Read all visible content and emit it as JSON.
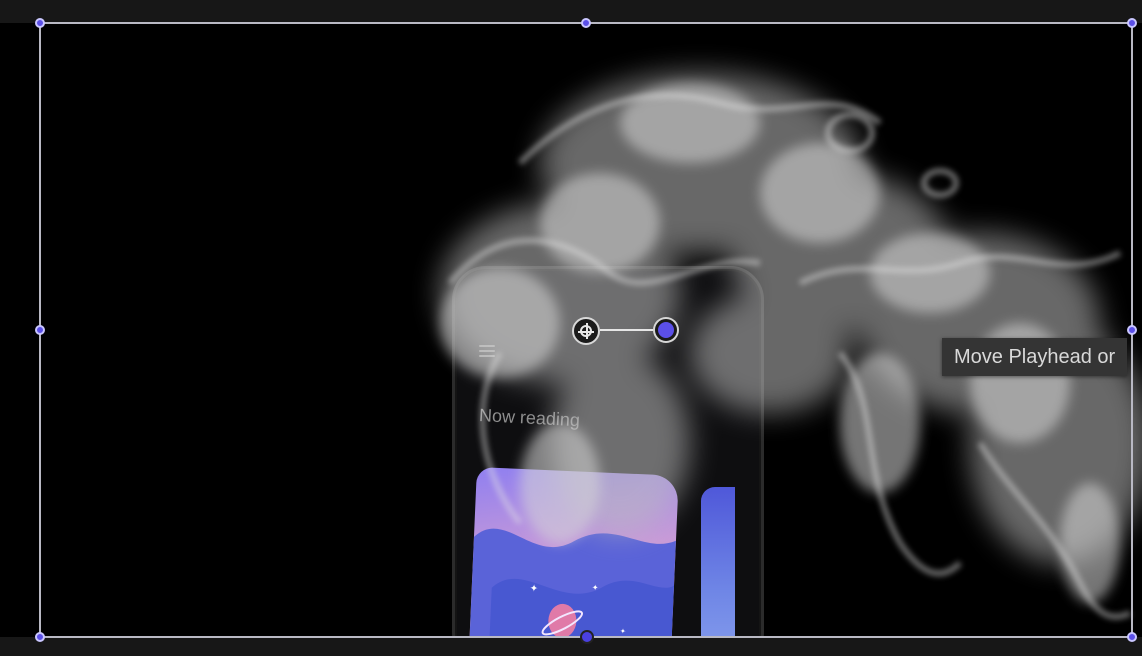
{
  "phone": {
    "section_title": "Now reading"
  },
  "tooltip": {
    "text": "Move Playhead or"
  },
  "colors": {
    "handle_fill": "#5b4fe8",
    "selection_stroke": "#b9b9c4",
    "canvas_background": "#000000"
  },
  "icons": {
    "menu": "hamburger-menu-icon",
    "anchor": "anchor-point-icon",
    "rotation": "rotation-handle-icon"
  }
}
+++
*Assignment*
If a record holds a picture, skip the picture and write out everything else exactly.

*Output of the exercise*
Read all visible content and emit it as JSON.
{
  "phone": {
    "section_title": "Now reading"
  },
  "tooltip": {
    "text": "Move Playhead or"
  },
  "colors": {
    "handle_fill": "#5b4fe8",
    "selection_stroke": "#b9b9c4",
    "canvas_background": "#000000"
  },
  "icons": {
    "menu": "hamburger-menu-icon",
    "anchor": "anchor-point-icon",
    "rotation": "rotation-handle-icon"
  }
}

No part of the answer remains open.